=== WHAT YOU WILL DO ===
Give back every record exactly, with its pictures left out.

**** RECORDED DATA ****

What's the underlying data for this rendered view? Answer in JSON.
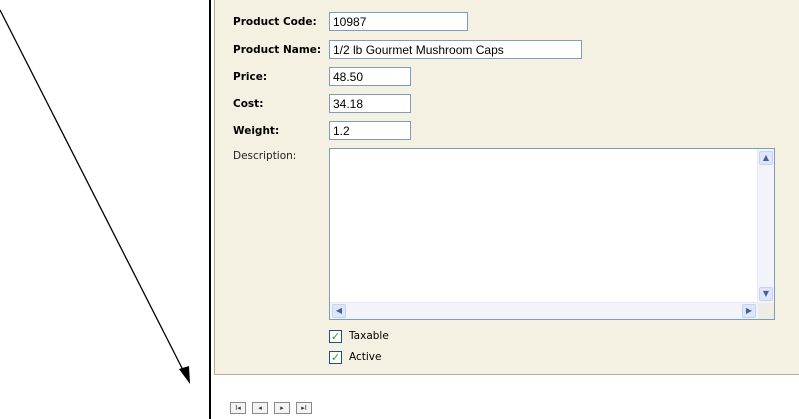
{
  "form": {
    "product_code": {
      "label": "Product Code:",
      "value": "10987"
    },
    "product_name": {
      "label": "Product Name:",
      "value": "1/2 lb Gourmet Mushroom Caps"
    },
    "price": {
      "label": "Price:",
      "value": "48.50"
    },
    "cost": {
      "label": "Cost:",
      "value": "34.18"
    },
    "weight": {
      "label": "Weight:",
      "value": "1.2"
    },
    "description": {
      "label": "Description:",
      "value": ""
    },
    "taxable": {
      "label": "Taxable",
      "checked": true
    },
    "active": {
      "label": "Active",
      "checked": true
    }
  },
  "pager": {
    "first": "I◂",
    "prev": "◂",
    "next": "▸",
    "last": "▸I"
  },
  "colors": {
    "panel_bg": "#f4f0e2",
    "field_border": "#7f9db9",
    "check_mark": "#21a121"
  }
}
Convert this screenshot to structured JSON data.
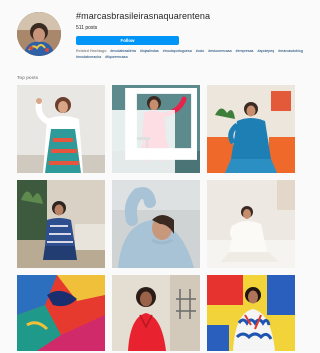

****

=== OUTPUT ===
What's the underlying data for this rendered view? Answer in JSON.
{
  "form": {
    "product_code": {
      "label": "Product Code:",
      "value": "10987"
    },
    "product_name": {
      "label": "Product Name:",
      "value": "1/2 lb Gourmet Mushroom Caps"
    },
    "price": {
      "label": "Price:",
      "value": "48.50"
    },
    "cost": {
      "label": "Cost:",
      "value": "34.18"
    },
    "weight": {
      "label": "Weight:",
      "value": "1.2"
    },
    "description": {
      "label": "Description:",
      "value": ""
    },
    "taxable": {
      "label": "Taxable",
      "checked": true
    },
    "active": {
      "label": "Active",
      "checked": true
    }
  },
  "pager": {
    "first": "I◂",
    "prev": "◂",
    "next": "▸",
    "last": "▸I"
  },
  "colors": {
    "panel_bg": "#f4f0e2",
    "field_border": "#7f9db9",
    "check_mark": "#21a121"
  }
}
Convert this screenshot to structured JSON data.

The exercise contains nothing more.